**Records excerpted from a collection**

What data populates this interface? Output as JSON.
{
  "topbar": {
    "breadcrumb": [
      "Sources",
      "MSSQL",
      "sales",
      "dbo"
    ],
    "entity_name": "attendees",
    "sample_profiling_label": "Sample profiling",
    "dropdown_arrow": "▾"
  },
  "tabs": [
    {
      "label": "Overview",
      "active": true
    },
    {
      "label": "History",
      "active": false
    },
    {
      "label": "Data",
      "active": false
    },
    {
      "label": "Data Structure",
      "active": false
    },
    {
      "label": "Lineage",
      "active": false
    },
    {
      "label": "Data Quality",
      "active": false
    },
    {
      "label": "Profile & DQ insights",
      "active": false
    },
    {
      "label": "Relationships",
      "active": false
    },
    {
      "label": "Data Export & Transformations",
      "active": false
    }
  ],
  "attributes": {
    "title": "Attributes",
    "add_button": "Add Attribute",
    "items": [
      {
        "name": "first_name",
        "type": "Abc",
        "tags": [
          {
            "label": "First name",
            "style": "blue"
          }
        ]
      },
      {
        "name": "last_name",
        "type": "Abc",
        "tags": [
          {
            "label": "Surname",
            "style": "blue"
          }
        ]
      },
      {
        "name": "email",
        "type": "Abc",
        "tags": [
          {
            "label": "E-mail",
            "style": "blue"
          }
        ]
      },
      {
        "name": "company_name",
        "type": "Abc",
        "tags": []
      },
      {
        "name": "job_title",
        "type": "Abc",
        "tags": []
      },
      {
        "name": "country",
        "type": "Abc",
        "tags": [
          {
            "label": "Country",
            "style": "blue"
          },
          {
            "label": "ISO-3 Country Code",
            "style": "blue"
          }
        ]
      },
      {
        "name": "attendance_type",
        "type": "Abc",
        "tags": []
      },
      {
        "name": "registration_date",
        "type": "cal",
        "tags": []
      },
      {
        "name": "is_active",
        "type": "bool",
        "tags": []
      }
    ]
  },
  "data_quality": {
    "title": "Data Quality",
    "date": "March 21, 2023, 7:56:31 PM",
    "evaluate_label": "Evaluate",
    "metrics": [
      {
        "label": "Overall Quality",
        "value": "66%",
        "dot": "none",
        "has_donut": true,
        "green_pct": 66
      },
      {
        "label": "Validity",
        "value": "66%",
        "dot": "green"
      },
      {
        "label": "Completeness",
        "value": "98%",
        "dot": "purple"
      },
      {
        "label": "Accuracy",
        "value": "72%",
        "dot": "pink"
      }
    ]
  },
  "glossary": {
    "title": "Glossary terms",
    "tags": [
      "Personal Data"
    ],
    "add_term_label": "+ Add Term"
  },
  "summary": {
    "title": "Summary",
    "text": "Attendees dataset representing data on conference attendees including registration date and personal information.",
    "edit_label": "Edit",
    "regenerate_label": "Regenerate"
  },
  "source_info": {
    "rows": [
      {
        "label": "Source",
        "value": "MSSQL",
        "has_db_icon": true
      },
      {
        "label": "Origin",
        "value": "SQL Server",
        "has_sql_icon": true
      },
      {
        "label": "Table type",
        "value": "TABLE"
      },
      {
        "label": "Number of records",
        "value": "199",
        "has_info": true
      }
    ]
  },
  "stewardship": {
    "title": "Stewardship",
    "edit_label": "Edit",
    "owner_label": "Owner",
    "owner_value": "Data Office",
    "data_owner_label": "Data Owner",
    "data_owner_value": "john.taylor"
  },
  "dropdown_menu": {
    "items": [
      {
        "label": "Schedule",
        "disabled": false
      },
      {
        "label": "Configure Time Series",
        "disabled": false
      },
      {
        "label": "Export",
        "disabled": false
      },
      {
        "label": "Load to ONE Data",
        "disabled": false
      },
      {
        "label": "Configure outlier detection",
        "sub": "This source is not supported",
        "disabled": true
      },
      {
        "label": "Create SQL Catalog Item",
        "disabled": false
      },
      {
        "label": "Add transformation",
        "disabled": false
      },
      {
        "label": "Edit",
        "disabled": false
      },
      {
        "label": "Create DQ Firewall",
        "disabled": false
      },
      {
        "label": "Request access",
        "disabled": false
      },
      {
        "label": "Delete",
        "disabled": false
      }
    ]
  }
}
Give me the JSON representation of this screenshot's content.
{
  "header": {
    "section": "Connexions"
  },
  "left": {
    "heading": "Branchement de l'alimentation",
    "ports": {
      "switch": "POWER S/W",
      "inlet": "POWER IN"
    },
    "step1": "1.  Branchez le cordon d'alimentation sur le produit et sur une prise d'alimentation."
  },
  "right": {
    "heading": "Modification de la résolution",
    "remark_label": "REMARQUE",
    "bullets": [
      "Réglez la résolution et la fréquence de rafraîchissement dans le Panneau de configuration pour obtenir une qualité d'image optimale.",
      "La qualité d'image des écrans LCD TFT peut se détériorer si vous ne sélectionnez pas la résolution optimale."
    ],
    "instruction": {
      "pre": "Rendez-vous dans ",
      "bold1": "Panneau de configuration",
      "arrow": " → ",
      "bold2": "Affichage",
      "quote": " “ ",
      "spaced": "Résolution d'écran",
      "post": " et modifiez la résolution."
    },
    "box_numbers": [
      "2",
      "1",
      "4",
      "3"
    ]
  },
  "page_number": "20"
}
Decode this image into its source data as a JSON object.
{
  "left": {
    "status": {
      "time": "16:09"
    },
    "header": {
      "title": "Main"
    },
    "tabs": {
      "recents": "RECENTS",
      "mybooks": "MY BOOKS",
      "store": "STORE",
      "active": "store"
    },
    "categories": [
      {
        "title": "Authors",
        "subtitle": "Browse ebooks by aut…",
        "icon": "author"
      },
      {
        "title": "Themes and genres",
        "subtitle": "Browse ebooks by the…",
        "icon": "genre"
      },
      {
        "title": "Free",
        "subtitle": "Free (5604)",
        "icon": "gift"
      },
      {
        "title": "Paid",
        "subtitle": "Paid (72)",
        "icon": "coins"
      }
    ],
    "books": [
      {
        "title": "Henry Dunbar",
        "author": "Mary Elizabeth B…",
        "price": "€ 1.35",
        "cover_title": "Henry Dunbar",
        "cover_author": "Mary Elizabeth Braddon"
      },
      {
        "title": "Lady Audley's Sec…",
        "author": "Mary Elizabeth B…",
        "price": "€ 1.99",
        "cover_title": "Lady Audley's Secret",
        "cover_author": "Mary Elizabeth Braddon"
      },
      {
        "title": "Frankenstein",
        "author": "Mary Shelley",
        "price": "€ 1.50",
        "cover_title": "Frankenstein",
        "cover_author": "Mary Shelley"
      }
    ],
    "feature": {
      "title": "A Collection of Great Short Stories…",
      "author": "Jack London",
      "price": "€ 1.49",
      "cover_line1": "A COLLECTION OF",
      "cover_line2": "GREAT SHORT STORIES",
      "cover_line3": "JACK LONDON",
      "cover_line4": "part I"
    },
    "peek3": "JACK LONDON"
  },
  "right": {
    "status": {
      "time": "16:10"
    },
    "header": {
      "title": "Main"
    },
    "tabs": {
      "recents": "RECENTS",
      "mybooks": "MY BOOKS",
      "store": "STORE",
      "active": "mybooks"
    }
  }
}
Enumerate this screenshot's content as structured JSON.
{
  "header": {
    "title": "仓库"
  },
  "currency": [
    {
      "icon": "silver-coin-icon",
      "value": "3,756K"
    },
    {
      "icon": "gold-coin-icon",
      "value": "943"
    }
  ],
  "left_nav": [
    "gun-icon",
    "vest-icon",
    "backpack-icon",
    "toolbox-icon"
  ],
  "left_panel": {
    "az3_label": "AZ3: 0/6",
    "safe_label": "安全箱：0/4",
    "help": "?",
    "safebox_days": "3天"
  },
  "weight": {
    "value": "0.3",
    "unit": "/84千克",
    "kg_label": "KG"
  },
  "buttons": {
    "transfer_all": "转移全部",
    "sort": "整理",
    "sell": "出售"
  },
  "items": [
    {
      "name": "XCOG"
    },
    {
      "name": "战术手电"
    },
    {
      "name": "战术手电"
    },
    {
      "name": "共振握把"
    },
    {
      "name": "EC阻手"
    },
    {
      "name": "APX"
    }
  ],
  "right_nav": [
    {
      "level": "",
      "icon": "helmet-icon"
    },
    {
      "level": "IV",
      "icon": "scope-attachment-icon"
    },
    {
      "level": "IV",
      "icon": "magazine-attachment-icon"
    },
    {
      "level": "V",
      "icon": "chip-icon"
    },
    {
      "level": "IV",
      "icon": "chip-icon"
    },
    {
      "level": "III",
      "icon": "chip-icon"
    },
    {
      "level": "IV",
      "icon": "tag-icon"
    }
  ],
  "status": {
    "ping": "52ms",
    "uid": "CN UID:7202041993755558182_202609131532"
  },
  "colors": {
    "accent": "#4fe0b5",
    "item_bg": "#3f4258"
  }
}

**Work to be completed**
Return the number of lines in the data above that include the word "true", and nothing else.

**Response below**
6